§ Instructions for the task: As you look over the data below, please find each line where the word "Secretary" appears, then copy it.

§ Data for analysis:
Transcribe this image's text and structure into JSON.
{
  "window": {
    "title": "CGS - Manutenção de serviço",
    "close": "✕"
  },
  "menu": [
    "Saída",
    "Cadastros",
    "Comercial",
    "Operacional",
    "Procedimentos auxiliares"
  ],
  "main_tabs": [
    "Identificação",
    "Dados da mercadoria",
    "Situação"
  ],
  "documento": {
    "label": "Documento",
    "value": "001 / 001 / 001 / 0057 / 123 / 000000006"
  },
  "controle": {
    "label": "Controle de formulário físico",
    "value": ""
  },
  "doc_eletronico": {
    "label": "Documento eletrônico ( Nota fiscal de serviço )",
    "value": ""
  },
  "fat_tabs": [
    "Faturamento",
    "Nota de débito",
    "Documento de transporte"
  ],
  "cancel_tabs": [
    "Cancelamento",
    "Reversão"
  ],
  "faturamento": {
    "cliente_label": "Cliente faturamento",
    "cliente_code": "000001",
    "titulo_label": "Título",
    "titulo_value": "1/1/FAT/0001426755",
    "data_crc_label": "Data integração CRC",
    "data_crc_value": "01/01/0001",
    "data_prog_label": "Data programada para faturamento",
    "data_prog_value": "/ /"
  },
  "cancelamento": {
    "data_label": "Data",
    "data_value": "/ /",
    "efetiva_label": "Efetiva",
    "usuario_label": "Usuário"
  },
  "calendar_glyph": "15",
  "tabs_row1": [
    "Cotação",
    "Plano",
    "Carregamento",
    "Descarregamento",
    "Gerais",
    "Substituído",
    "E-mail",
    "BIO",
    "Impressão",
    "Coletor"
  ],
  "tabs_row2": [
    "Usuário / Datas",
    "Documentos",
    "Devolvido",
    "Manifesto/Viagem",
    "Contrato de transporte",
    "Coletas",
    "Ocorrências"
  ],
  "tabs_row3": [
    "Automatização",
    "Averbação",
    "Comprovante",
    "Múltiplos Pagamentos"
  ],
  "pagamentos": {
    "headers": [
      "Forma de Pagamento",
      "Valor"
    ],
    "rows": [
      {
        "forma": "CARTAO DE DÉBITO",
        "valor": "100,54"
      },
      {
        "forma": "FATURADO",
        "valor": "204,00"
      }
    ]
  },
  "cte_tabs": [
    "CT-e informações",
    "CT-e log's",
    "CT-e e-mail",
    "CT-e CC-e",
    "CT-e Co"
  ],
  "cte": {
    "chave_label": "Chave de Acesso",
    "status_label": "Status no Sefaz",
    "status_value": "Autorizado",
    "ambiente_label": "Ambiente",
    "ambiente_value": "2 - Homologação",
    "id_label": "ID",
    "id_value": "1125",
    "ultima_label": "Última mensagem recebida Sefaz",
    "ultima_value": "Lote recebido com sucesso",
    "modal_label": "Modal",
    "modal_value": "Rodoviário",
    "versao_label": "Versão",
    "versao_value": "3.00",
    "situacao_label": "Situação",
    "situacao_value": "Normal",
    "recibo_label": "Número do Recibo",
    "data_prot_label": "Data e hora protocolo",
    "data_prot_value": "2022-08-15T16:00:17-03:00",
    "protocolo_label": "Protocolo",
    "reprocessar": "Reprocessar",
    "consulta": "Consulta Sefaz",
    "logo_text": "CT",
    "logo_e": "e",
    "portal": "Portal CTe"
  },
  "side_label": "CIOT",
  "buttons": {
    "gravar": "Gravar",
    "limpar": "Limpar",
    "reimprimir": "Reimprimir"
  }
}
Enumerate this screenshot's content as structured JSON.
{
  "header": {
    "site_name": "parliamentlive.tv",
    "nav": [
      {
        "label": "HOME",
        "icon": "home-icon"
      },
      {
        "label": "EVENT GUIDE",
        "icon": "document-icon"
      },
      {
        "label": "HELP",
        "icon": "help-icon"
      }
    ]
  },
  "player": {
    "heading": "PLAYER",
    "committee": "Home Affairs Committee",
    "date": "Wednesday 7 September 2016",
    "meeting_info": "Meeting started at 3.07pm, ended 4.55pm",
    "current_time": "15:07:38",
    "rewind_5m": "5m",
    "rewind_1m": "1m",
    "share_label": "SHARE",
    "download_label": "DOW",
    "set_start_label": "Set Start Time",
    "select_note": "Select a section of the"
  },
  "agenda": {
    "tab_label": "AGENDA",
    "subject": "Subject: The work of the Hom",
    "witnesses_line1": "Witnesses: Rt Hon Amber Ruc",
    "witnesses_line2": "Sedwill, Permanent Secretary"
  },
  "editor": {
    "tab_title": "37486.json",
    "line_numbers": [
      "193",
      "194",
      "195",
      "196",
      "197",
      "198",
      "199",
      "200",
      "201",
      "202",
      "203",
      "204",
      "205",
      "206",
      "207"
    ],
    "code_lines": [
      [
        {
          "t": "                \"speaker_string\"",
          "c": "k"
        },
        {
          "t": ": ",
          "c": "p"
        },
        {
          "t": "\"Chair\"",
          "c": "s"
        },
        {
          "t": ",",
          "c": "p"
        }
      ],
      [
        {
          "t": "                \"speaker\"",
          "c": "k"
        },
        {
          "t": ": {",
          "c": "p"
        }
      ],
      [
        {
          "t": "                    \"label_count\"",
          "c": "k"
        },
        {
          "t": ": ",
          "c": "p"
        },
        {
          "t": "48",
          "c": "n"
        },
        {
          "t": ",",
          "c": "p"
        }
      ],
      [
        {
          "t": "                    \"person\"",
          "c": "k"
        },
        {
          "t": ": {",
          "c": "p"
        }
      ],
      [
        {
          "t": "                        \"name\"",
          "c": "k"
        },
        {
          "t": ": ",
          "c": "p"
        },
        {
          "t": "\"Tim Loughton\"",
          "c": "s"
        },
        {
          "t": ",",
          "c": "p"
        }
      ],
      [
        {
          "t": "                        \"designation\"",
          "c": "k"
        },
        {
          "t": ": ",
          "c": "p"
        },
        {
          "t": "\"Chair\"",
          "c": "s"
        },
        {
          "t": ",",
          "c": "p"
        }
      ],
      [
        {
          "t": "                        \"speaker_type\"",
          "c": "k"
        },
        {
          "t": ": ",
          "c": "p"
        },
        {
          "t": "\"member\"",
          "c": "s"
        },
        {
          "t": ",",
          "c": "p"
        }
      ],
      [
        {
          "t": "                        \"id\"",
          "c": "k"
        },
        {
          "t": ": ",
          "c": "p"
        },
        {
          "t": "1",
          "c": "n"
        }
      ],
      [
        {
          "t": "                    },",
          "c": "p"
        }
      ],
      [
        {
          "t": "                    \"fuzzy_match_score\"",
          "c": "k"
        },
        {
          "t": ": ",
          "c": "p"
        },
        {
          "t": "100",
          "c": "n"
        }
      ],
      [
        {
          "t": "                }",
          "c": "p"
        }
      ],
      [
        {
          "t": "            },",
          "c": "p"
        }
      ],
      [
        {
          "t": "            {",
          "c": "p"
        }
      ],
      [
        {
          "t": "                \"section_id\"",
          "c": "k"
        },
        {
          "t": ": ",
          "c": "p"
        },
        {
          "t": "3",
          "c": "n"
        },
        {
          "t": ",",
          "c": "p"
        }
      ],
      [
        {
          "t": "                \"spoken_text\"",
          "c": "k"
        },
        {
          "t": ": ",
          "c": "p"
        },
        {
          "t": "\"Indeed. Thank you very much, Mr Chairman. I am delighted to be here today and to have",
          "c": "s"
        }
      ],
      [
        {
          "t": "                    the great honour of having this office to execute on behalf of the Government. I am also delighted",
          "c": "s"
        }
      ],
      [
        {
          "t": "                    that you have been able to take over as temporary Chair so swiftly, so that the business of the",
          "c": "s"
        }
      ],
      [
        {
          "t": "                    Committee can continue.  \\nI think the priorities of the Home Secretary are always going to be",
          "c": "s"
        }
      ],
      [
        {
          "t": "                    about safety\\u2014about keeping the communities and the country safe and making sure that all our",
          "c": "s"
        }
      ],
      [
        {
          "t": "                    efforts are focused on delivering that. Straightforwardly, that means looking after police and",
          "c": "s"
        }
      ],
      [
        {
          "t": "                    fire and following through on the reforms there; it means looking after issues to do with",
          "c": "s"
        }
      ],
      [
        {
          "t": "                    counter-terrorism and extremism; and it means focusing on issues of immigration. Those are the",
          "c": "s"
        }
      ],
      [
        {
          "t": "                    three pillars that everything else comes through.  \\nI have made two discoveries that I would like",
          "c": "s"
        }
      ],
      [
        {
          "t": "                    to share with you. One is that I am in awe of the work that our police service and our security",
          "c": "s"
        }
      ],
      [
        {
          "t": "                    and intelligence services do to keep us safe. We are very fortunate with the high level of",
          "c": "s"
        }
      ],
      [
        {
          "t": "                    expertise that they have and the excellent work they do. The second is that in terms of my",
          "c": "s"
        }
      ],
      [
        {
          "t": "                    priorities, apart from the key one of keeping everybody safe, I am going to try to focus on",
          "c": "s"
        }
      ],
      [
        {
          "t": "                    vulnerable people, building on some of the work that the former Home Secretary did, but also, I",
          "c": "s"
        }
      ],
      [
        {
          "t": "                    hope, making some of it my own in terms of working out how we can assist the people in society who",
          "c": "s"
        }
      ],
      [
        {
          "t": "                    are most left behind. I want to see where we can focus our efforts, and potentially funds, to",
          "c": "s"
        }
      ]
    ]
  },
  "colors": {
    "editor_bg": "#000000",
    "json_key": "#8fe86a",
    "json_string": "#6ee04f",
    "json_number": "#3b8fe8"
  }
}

§ The completed task:
    "witnesses_line2": "Sedwill, Permanent Secretary"
          "t": "                    Committee can continue.  \\nI think the priorities of the Home Secretary are always going to be",
          "t": "                    vulnerable people, building on some of the work that the former Home Secretary did, but also, I",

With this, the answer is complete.